### Source data:
*** Begin section ***

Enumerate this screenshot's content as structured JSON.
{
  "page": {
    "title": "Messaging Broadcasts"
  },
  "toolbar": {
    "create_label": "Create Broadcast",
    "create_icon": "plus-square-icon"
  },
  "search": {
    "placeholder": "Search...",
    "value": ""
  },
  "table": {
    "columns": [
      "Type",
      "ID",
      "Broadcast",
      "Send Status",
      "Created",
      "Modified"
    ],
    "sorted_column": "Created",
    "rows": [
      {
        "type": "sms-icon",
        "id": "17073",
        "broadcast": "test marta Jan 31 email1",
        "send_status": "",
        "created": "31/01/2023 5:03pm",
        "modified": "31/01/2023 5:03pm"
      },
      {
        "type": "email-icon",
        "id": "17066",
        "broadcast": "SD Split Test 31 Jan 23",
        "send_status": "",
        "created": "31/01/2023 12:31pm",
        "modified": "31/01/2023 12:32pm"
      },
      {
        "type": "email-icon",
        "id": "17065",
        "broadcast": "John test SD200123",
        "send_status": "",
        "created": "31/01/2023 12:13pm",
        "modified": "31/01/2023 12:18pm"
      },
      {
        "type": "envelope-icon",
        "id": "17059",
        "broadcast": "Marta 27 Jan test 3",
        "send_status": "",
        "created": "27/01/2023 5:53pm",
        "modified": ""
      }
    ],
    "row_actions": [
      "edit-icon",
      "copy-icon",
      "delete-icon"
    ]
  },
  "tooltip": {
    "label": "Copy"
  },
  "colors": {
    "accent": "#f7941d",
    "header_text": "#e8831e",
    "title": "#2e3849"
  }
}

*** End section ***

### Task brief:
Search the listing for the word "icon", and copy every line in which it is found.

### Answer:
    "create_icon": "plus-square-icon"
        "type": "sms-icon",
        "type": "email-icon",
        "type": "email-icon",
        "type": "envelope-icon",
      "edit-icon",
      "copy-icon",
      "delete-icon"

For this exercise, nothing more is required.